The lecture is based on a qualitative study in which 12 members of the Eritrean community participated in "Abogida". As part of the study, we observed the meetings held at "Abogida" and interviewed 2 principals, 6 teachers and 4 volunteers. The purpose of the study is to examine the perceptions of the leaders of the Eritrean community and the actions that strengthen community cohesion.
The Eritrean minority is pushed into the poorest areas and living in poor conditions, yet they manage to create social-religious meeting places in new areas of belonging.
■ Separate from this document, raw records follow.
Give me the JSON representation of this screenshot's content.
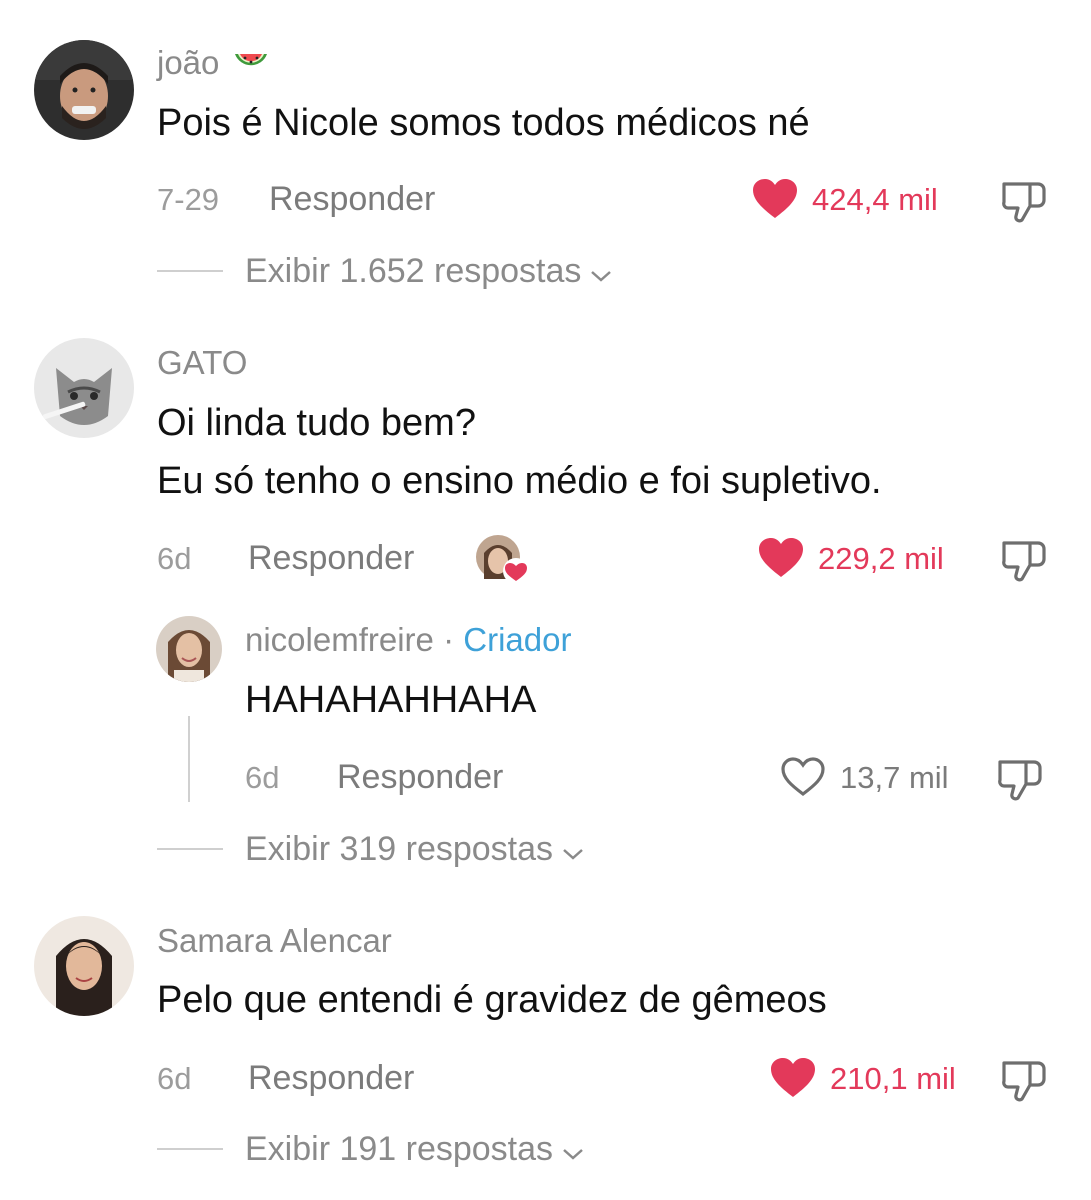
{
  "colors": {
    "like_red": "#e3395a",
    "creator_blue": "#3ea1d8",
    "muted": "#8a8a8a"
  },
  "comments": [
    {
      "username": "joão",
      "emoji": "🍉",
      "text": "Pois é Nicole somos todos médicos né",
      "date": "7-29",
      "reply_label": "Responder",
      "likes": "424,4 mil",
      "liked": true,
      "view_replies": "Exibir 1.652 respostas",
      "avatar": "man-avatar"
    },
    {
      "username": "GATO",
      "text_lines": [
        "Oi linda tudo bem?",
        "Eu só tenho o ensino médio e foi supletivo."
      ],
      "date": "6d",
      "reply_label": "Responder",
      "likes": "229,2 mil",
      "liked": true,
      "creator_liked_icon": "creator-heart-avatar",
      "avatar": "cat-avatar",
      "reply": {
        "username": "nicolemfreire",
        "separator": "·",
        "badge": "Criador",
        "text": "HAHAHAHHAHA",
        "date": "6d",
        "reply_label": "Responder",
        "likes": "13,7 mil",
        "liked": false,
        "avatar": "woman-avatar"
      },
      "view_replies": "Exibir 319 respostas"
    },
    {
      "username": "Samara Alencar",
      "text": "Pelo que entendi é gravidez de gêmeos",
      "date": "6d",
      "reply_label": "Responder",
      "likes": "210,1 mil",
      "liked": true,
      "view_replies": "Exibir 191 respostas",
      "avatar": "girl-avatar"
    }
  ]
}
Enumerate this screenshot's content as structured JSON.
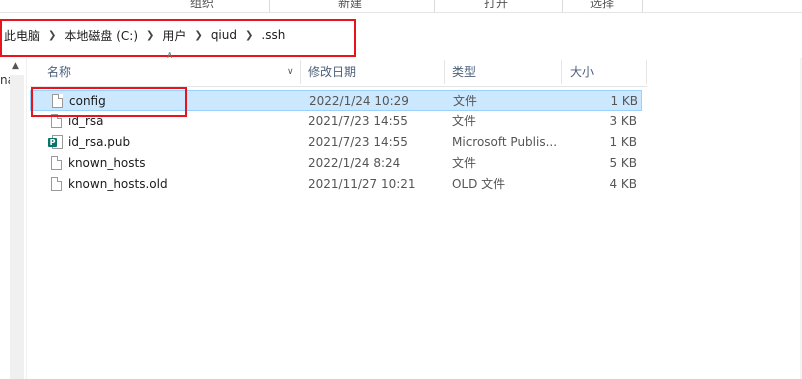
{
  "ribbon": {
    "groups": [
      "组织",
      "新建",
      "打开",
      "选择"
    ]
  },
  "address_bar": {
    "crumbs": [
      "此电脑",
      "本地磁盘 (C:)",
      "用户",
      "qiud",
      ".ssh"
    ]
  },
  "nav_pane": {
    "cut_text": "na"
  },
  "columns": {
    "name": "名称",
    "date": "修改日期",
    "type": "类型",
    "size": "大小"
  },
  "files": [
    {
      "name": "config",
      "date": "2022/1/24 10:29",
      "type": "文件",
      "size": "1 KB",
      "icon": "file-icon",
      "selected": true
    },
    {
      "name": "id_rsa",
      "date": "2021/7/23 14:55",
      "type": "文件",
      "size": "3 KB",
      "icon": "file-icon",
      "selected": false
    },
    {
      "name": "id_rsa.pub",
      "date": "2021/7/23 14:55",
      "type": "Microsoft Publis...",
      "size": "1 KB",
      "icon": "publisher-file-icon",
      "selected": false
    },
    {
      "name": "known_hosts",
      "date": "2022/1/24 8:24",
      "type": "文件",
      "size": "5 KB",
      "icon": "file-icon",
      "selected": false
    },
    {
      "name": "known_hosts.old",
      "date": "2021/11/27 10:21",
      "type": "OLD 文件",
      "size": "4 KB",
      "icon": "file-icon",
      "selected": false
    }
  ],
  "colors": {
    "selection": "#cce8ff",
    "highlight_box": "#e8141c",
    "header_text": "#4c607a"
  }
}
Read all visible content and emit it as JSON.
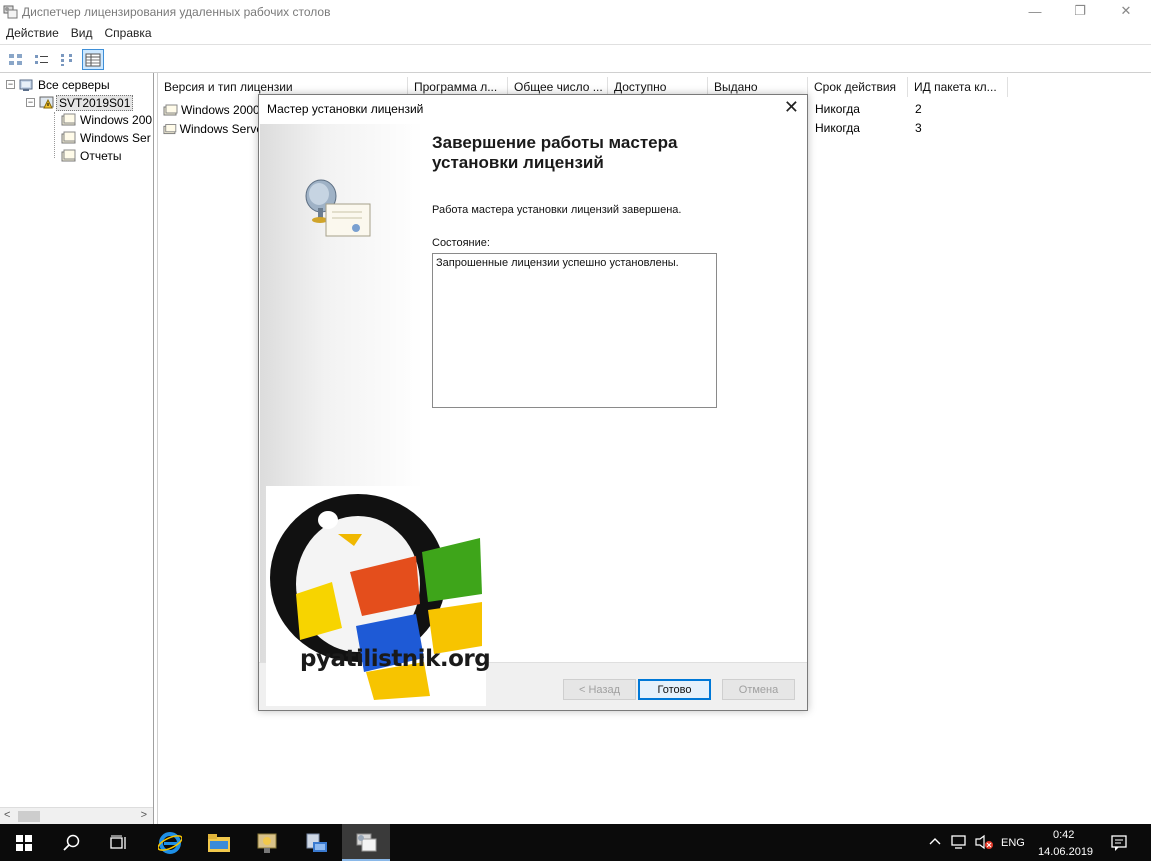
{
  "window": {
    "title": "Диспетчер лицензирования удаленных рабочих столов",
    "minimize": "—",
    "restore": "❐",
    "close": "✕"
  },
  "menu": [
    "Действие",
    "Вид",
    "Справка"
  ],
  "toolbar": {
    "buttons": [
      "large-icons",
      "small-icons",
      "list",
      "details"
    ],
    "active": "details"
  },
  "tree": {
    "root": "Все серверы",
    "server": "SVT2019S01",
    "children": [
      "Windows 200",
      "Windows Ser",
      "Отчеты"
    ],
    "scroll_left": "<",
    "scroll_right": ">"
  },
  "list": {
    "columns": [
      "Версия и тип лицензии",
      "Программа л...",
      "Общее число ...",
      "Доступно",
      "Выдано",
      "Срок действия",
      "ИД пакета кл..."
    ],
    "rows": [
      {
        "name": "Windows 2000",
        "expiry": "Никогда",
        "id": "2"
      },
      {
        "name": "Windows Serve",
        "expiry": "Никогда",
        "id": "3"
      }
    ]
  },
  "dialog": {
    "title": "Мастер установки лицензий",
    "close": "✕",
    "heading_line1": "Завершение работы мастера",
    "heading_line2": "установки лицензий",
    "text": "Работа мастера установки лицензий завершена.",
    "status_label": "Состояние:",
    "status_value": "Запрошенные лицензии успешно установлены.",
    "btn_back": "< Назад",
    "btn_finish": "Готово",
    "btn_cancel": "Отмена"
  },
  "watermark": {
    "text": "pyatilistnik.org"
  },
  "taskbar": {
    "lang": "ENG",
    "time": "0:42",
    "date": "14.06.2019",
    "accent": "#0078d7"
  }
}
Their description of their situation, as is frequently heard in the media and in other studies, shows that their status as foreigners, temporary and stateless, preserves their cultural distinctiveness even more than other minority groups. They also face a hostile attitude on the part of large parts of Israeli society, with verbal and physical violence, racism and exclusion, and the danger of deportation (Mirsky, 2005).
Members of the Eritrean community in Israel have established an informal religious educational framework in Israel - "Abogida", which aims to preserve among children and adults the religious tradition, ceremonies and prayers, the language of origin and heritage stories. By these activities they strengthen their communal cohesion and collective identity as a minority group distinct from the dominant majority (Obrist, Pfeiffer & Henley, 2010).
"Abogida" is operated daily from afternoon by members of the community, volunteers and teachers in several places in central Israel.
Mirsky, Y. (2005). Israelis - migration stories. Mevaseret Zion: Tulips Publishing.
Obrist, B., Pfeiffer, C., & Henley, R. (2010). Multi-layered social resilience: a new approach in mitigation research. Progress in Development Studies, 10, 283–293.